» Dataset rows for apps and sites
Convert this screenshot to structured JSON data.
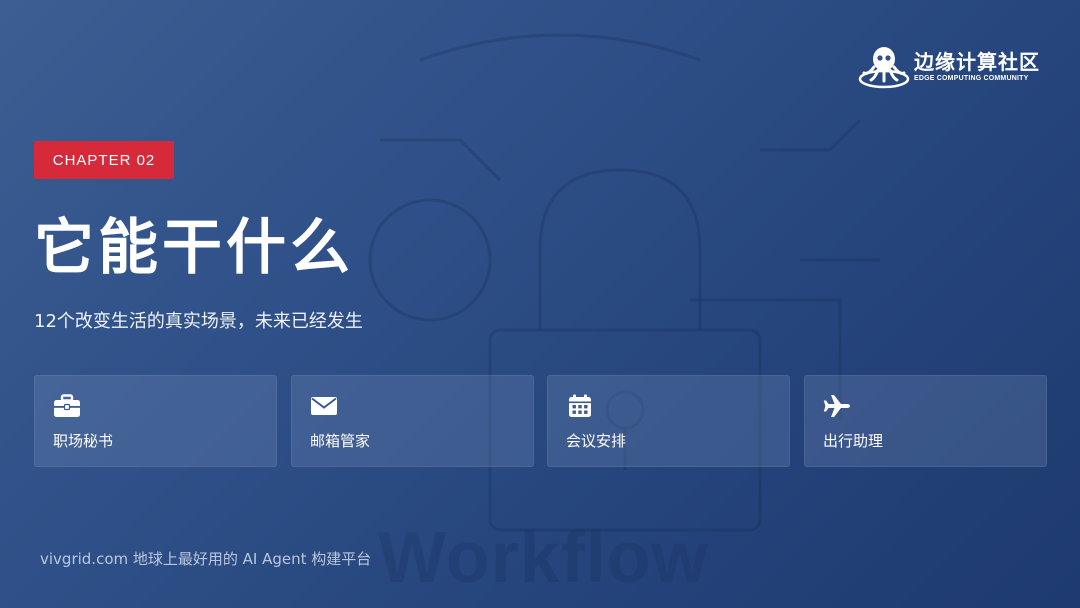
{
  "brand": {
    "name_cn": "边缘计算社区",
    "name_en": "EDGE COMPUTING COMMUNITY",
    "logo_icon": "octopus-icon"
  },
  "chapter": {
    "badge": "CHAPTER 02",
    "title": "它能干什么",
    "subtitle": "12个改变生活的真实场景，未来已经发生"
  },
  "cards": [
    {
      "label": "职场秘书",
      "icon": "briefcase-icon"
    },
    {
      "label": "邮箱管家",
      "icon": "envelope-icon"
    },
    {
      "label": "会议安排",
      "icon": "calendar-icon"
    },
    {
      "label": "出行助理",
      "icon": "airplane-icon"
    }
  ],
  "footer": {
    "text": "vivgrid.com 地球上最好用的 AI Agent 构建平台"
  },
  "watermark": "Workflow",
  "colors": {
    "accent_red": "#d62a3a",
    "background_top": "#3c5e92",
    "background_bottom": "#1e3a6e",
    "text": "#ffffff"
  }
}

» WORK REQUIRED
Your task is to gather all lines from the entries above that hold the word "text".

» EXERCISE SOLUTION
    "text": "vivgrid.com 地球上最好用的 AI Agent 构建平台"
    "text": "#ffffff"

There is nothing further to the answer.